So what can we do about it? We don’t need to give up quinoa, but we do need to stay informed. On the one hand, the quinoa boom has resulted in huge profit for Bolivian farmers, who can now afford Western commodities previously beyond their reach. The Bolivian government is incorporating quinoa into nutrition packets for pregnant women, and Peru is using it in school breakfasts. So in some ways, the quinoa boom has been a positive force.

But still, the environmental impact of mass consumption is daunting. Domestic production isn’t enough to sustain the demand, but it may be the most plausible solution for those who want to eat quinoa ethically. Also keep an eye out for Fair Trade Quinoa from Alter Eco Foods or La Yapa Organics. Let’s make sure these quinoa farmers (and their llamas) don’t get left in the dirt.



Sammy Caiola is a freelance blogger and reporter who was recently unleashed from the Medill School of Journalism in Chicago. When not writing about the environment, health and wellness, arts, education, LGBT issues, and more, she enjoys hiking and playing the ukulele.


Comments on this Blog

"...White Mountain is the only quinoa farm in North America." Not true. Norquin is a company who has supported many quinoa farmers here in western Canada for almost 20 years! See below:

Anything genetic there?

We have Quinoa farms in Australia too. It may have originated in Bolivia however it is not the only source.

Lets hope that it wont end up a GMO crop to keep up with the demand

This kind of grain good for health..

Quinoa is also produced in PERU in big quantities, spoke to farmers just now when i was there and the high demands in the USA and Europe for Quinoa are making most of the crops fly out of the country, meaning that a staple grain for our food (i am peruvian) is becoming a luxury product for us. The prices are rising, and its SAD specially since it is widely used to feed malnourished children because its so rich and cheap...well not so cheap anymore. :( Food for thought, definetely!

Thank you for an article that investigates where our food comes from. This was very informative and I will be on the look out for fair trade quinoa.

Not to mention that now demand probably pushed the price of quinoa too high for Bolivians to eat

Could this possibly lead to another GMO food?

You guys are so great to be around. happy happy.

Having just returned from a visit to South America and hearing from their travel guides how underdeveloped these regions are, I have mixed feelings about this topic.

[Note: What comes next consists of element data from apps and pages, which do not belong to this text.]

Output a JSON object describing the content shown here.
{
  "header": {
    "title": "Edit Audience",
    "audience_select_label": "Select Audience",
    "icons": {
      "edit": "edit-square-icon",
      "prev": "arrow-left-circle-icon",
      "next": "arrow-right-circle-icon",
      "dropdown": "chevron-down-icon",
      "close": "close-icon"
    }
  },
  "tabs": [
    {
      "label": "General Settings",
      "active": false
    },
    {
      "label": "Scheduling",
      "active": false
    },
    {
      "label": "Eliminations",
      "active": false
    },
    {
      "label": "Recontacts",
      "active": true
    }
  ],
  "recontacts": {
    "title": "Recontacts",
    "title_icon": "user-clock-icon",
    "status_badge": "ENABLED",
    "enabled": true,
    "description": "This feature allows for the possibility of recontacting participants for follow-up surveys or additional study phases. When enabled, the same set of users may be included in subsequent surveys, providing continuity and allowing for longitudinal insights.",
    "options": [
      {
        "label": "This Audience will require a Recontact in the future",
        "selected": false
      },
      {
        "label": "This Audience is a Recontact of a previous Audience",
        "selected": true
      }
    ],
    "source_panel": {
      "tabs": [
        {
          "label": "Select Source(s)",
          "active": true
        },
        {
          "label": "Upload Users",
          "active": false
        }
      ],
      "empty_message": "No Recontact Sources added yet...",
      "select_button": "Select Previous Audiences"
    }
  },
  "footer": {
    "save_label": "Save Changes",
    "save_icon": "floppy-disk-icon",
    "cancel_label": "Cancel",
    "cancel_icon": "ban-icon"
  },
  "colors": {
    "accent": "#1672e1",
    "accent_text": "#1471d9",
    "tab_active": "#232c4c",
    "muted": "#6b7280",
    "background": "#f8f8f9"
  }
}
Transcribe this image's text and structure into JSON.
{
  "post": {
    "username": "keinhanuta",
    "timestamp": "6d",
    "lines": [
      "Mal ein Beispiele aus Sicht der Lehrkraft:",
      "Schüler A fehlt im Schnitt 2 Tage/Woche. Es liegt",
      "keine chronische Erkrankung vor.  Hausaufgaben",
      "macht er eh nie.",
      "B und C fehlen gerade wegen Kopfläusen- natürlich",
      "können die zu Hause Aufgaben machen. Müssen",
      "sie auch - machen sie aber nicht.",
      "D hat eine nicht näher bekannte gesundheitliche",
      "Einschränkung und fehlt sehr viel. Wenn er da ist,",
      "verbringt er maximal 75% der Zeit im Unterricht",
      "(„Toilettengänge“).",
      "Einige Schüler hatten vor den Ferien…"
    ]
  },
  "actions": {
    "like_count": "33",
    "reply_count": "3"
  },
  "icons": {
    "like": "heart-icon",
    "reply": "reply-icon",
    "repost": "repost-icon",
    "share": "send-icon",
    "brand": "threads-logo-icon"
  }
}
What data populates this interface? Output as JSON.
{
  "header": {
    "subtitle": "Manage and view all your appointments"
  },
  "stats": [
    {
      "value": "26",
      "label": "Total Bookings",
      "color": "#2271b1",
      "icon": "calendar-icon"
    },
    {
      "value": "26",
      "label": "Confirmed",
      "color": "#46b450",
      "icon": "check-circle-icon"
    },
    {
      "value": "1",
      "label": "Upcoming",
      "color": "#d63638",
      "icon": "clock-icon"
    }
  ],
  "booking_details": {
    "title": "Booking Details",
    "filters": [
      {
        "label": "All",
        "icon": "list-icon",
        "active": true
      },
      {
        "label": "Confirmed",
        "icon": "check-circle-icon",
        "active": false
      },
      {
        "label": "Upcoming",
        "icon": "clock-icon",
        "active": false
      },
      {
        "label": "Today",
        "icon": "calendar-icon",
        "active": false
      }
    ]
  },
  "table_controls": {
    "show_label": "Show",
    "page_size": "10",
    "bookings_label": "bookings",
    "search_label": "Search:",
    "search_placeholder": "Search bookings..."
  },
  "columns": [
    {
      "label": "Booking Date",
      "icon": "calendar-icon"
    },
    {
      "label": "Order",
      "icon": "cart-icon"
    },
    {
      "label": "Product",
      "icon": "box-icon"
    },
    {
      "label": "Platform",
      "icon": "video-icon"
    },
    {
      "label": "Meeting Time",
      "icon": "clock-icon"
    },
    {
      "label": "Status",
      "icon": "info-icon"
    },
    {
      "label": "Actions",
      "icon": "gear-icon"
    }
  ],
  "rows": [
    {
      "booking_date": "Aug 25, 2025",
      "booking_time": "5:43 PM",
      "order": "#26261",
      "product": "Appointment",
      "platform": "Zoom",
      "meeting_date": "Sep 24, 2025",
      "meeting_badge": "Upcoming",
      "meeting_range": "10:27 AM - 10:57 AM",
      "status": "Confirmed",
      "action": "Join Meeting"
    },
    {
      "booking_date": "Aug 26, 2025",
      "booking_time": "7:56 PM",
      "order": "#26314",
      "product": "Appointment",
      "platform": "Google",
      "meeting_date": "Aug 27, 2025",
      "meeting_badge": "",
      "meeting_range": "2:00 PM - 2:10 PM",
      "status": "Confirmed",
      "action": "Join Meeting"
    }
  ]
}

These farmers are very poor and not utilizing the land they have. Perhaps a bit of western influence will, in the long run help them achieve a decent standard of living.

Lets hope "Western commodities" doesn't mean a high fat high meat highly processed low fiber low vegetable diet.

Alter Eco put together a podcast on this very issue last summer. For a quick summary of the positive news about what increased quinoa demand means for Bolivian farmers and sustainable farming - listen to the NPR story here: For farmers who participate in ANAPQUI - the largest quinoa cooperative in Bolivia (over 30,000 members), increased demand has changed their lives for the better. They can afford to get their kids to school, these indigenous farmers are finally experiencing increased citizenship, they can afford better tools for their work and the infrastructure around them is improving. They also hold onto about 10% of their annual crop, so they are still eating quinoa. It's the farmers who have been the predominant consumers of quinoa. When the Bolivian government found out how nutritious it is they started promoting it throughout the country, so now more city people consume it. It's also worth noting that the Altiplano in Bolivia is the origin of quinoa - quinoa grown here is known at Quinoa Royal. Similar to champagne from France or Thai rice from Thailand, Bolivian quinoa has distinct flavors and textures that make it the best version of the crop. Alter Eco is working with ANAPQUI expand sustainable farming and to teach farmers sustainable farming practices. Our complete podcast is here: